The IDBFactory interface of the IndexedDB API lets applications asynchronously access the indexed databases. The object that implements the interface is window.indexedDB. You open — that is, create and access — and delete a database with this object, and not directly with IDBFactory.


The IDBOpenDBRequest interface of the IndexedDB API provides access to the results of requests to open or delete databases (performed using IDBFactory.open and IDBFactory.deleteDatabase), using specific event handler attributes.


The IDBDatabase interface of the IndexedDB API provides a connection to a database; you can use an IDBDatabase object to open a transaction on your database then create, manipulate, and delete objects (data) in that database. The interface provides the only way to get and manage versions of the database.


The IDBTransaction interface of the IndexedDB API provides a static, asynchronous transaction on a database using event handler attributes. All reading and writing of data is done within transactions. You use IDBDatabase to start transactions, IDBTransaction to set the mode of the transaction (e.g. is it readonly or readwrite), and you access an IDBObjectStore to make a request. You can also use an IDBTransaction object to abort transactions.


The IDBObjectStore interface of the IndexedDB API represents an object store in a database. Records within an object store are sorted according to their keys. This sorting enables fast insertion, look-up, and ordered retrieval.


The IDBKeyRange interface of the IndexedDB API represents a continuous interval over some data type that is used for keys. Records can be retrieved from IDBObjectStore and IDBIndex objects using keys or a range of keys. You can limit the range using lower and upper bounds. For example, you can iterate over all values of a key in the value range A–Z.

A key range can be a single value or a range with upper and lower bounds or endpoints. If the key range has both upper and lower bounds, then it is bounded; if it has no bounds, it is unbounded. A bounded key range can either be open (the endpoints are excluded) or closed (the endpoints are included). 


IDBIndex interface of the IndexedDB API provides asynchronous access to an index in a database. An index is a kind of object store for looking up records in another object store, called the referenced object store. You use this interface to retrieve data.

You can retrieve records in an object store through the primary key or by using an index.

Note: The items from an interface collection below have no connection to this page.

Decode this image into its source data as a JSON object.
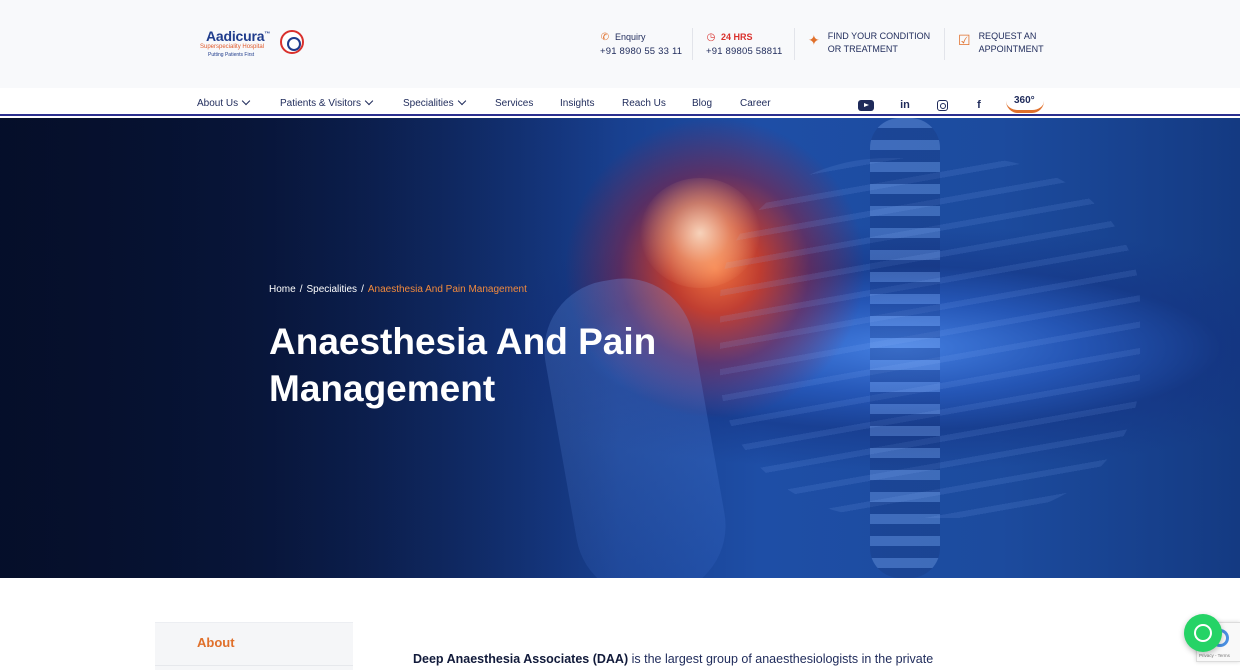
{
  "brand": {
    "name": "Aadicura",
    "tm": "™",
    "subtitle": "Superspeciality Hospital",
    "tagline": "Putting Patients First"
  },
  "header": {
    "enquiry": {
      "icon": "phone-icon",
      "label": "Enquiry",
      "number": "+91 8980 55 33 11"
    },
    "emergency": {
      "icon": "clock-icon",
      "label": "24 HRS",
      "number": "+91 89805 58811"
    },
    "find_condition": {
      "icon": "body-icon",
      "line1": "FIND YOUR CONDITION",
      "line2": "OR TREATMENT"
    },
    "appointment": {
      "icon": "calendar-check-icon",
      "line1": "REQUEST AN",
      "line2": "APPOINTMENT"
    }
  },
  "nav": {
    "items": [
      {
        "label": "About Us",
        "dropdown": true
      },
      {
        "label": "Patients & Visitors",
        "dropdown": true
      },
      {
        "label": "Specialities",
        "dropdown": true
      },
      {
        "label": "Services",
        "dropdown": false
      },
      {
        "label": "Insights",
        "dropdown": false
      },
      {
        "label": "Reach Us",
        "dropdown": false
      },
      {
        "label": "Blog",
        "dropdown": false
      },
      {
        "label": "Career",
        "dropdown": false
      }
    ],
    "social": [
      "youtube-icon",
      "linkedin-icon",
      "instagram-icon",
      "facebook-icon"
    ],
    "linkedin_glyph": "in",
    "facebook_glyph": "f",
    "tour_label": "360°"
  },
  "hero": {
    "breadcrumb": {
      "home": "Home",
      "sep": "/",
      "parent": "Specialities",
      "current": "Anaesthesia And Pain Management"
    },
    "title_line1": "Anaesthesia And Pain",
    "title_line2": "Management"
  },
  "sidebar": {
    "active_item": "About"
  },
  "content": {
    "intro_bold": "Deep Anaesthesia Associates (DAA)",
    "intro_rest": " is the largest group of anaesthesiologists in the private"
  },
  "widgets": {
    "recaptcha_text": "Privacy - Terms"
  },
  "colors": {
    "navy": "#1e2a5a",
    "accent_orange": "#e0702b",
    "brand_red": "#d9302c",
    "whatsapp_green": "#25d366"
  }
}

An index lets you look up records in an object store using properties of the values in the object stores records other than the primary key.

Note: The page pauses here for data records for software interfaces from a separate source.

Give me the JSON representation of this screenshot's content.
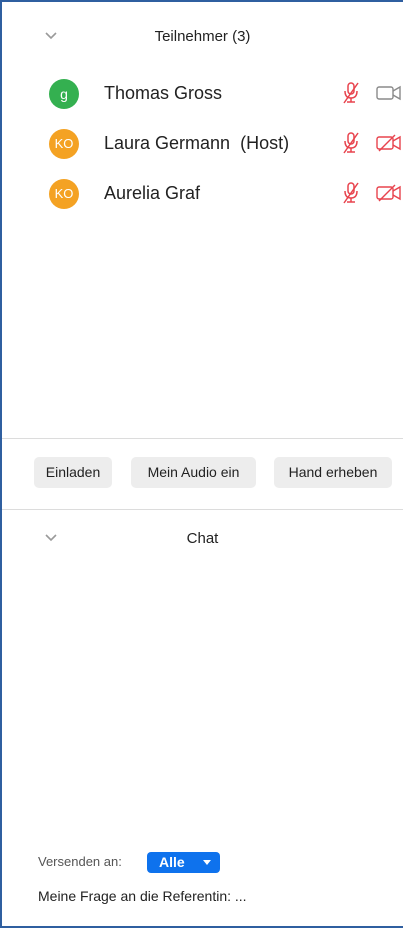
{
  "participants_panel": {
    "title": "Teilnehmer (3)",
    "participants": [
      {
        "initials": "g",
        "name": "Thomas Gross",
        "avatar_color": "#34b050",
        "mic_muted": true,
        "video_on": true
      },
      {
        "initials": "KO",
        "name": "Laura Germann  (Host)",
        "avatar_color": "#f4a223",
        "mic_muted": true,
        "video_on": false
      },
      {
        "initials": "KO",
        "name": "Aurelia Graf",
        "avatar_color": "#f4a223",
        "mic_muted": true,
        "video_on": false
      }
    ]
  },
  "actions": {
    "invite_label": "Einladen",
    "audio_label": "Mein Audio ein",
    "raise_hand_label": "Hand erheben"
  },
  "chat_panel": {
    "title": "Chat",
    "send_to_label": "Versenden an:",
    "recipient": "Alle",
    "message_draft": "Meine Frage an die Referentin: ..."
  },
  "colors": {
    "muted_icon": "#e8434d",
    "video_on_icon": "#8a8a8a",
    "accent": "#0e72ed",
    "window_border": "#2f5fa0"
  },
  "icons": {
    "collapse": "chevron-down-icon",
    "mic_muted": "mic-muted-icon",
    "video_on": "video-camera-icon",
    "video_off": "video-camera-off-icon"
  }
}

A Note about Cursors

The implementation of cursors in IndexedDB is dependent on the ability to fire an event every time the cursor advances.

This could be implemented via an event at the block level but it does feel unnatural. 

For now and although cursor related methods exist on the above API's, the IDBCursor as not been implemented.